It is often the case that those who love the sovereignty of God in grace develop a strange kind of arrogance in believing this truth. I say strange because it is precisely the opposite reaction that ought to arise in our hearts. But instead of responding with a humble gaze upward at the loving sovereignty of God, our depraved hearts often distort the truth so that we respond with a condescending gaze on those who have not yet attained to our supposed level of spiritual understanding.
But the Sovereign of grace is determined to receive all glory from his merciful, salvific plan. And so he recalls the story of Lot, that “righteous man” (2 Peter 2.7) who “moved his tent as far as Sodom” (Genesis 13.12) and willingly offered his own daughters to a mob of sex-crazed men to “do to them as they [should] please” (19.8). Yet the Lord sent two angels who literally needed to seize him, his wife, and his daughters by the hand to save them from destruction (19.16).
One might conclude erroneously that the reason the Lord intervened savingly on behalf of Lot and his family may be traced back to Abraham’s intercession for them (18.22-33). No doubt there is some truth to that, but Abraham’s prayer is a secondary cause at best. Moses himself tells us the reason for God’s forceful intervention. It was because “the LORD [was] being merciful to him” (19.16).
Here is sovereign mercy at work. When God asserts that “[he] will show mercy on whom [he] will show mercy (Exodus 33.19), he claims the right to intervene in whatever way is necessary in order for his glory to be displayed. In Lot’s case, it even meant being physically seized so that the mercy of God might be demonstrated.
And this is great cause for us to hope today. God’s promise to show you mercy means that your failings and foibles–even your finiteness and fallenness–cannot hinder his work of sovereign grace in your behalf. He will show mercy on whomever he chooses to show mercy. And he will do whatever it takes to demonstrate that mercy to you today.
So there is no cause for arrogance for those of us who love the sovereignty of God in grace.

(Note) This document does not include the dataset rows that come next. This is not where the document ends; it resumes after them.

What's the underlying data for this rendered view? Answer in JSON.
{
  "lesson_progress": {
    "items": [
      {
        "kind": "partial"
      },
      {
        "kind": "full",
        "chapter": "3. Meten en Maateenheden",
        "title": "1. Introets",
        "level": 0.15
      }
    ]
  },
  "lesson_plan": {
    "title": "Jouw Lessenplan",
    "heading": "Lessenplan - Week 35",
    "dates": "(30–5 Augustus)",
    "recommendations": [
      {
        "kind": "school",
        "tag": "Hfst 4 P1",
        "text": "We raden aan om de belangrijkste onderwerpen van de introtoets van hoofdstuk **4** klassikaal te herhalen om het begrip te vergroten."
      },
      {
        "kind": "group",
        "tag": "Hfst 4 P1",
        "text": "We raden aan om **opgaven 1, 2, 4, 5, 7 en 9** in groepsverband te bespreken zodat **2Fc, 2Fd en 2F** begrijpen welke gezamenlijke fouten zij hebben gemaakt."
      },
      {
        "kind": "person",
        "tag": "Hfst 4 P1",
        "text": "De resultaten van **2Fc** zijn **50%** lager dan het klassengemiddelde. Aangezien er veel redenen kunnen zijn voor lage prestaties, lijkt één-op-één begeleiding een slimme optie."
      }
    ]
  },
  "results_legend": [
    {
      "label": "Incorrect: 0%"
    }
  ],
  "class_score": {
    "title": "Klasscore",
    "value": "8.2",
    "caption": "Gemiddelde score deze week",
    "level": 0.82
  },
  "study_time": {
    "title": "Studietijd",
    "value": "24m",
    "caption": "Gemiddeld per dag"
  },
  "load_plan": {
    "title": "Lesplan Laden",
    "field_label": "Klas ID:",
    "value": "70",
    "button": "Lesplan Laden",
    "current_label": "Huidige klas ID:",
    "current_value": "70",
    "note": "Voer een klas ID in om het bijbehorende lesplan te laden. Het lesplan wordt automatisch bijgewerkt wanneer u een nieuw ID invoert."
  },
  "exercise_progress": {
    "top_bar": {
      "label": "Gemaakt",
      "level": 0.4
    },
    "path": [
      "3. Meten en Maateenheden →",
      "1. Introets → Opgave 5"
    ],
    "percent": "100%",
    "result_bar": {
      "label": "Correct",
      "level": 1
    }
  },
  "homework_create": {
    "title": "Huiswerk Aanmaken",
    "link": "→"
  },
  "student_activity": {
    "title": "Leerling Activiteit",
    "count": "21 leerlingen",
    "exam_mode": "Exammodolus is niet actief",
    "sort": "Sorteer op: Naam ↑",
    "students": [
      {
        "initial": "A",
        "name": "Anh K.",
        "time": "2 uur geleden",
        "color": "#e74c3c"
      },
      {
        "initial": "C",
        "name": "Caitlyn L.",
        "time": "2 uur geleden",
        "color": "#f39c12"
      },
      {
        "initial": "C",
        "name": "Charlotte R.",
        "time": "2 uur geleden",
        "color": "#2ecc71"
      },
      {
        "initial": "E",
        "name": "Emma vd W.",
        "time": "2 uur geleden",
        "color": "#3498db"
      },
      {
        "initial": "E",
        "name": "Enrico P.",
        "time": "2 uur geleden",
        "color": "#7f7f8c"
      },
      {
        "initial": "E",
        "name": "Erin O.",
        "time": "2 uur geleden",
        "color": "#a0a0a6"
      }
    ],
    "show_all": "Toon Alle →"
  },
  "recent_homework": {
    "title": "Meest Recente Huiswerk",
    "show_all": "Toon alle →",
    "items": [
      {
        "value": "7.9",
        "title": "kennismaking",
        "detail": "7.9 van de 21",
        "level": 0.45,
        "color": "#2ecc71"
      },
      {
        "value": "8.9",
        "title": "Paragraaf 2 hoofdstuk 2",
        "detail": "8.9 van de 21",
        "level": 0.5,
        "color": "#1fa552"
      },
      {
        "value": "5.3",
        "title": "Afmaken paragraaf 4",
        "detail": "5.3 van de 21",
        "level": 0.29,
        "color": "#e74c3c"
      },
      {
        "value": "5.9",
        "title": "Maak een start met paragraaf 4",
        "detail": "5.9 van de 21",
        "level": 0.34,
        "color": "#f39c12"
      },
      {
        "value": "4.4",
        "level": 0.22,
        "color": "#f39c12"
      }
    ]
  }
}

And we will no longer struggle with condescending thoughts of those who do not see the beauty of this truth as long as we see ourselves every day as no different from Lot. We must love sovereign grace, not because it makes us superior to other believers, but because it is our only hope.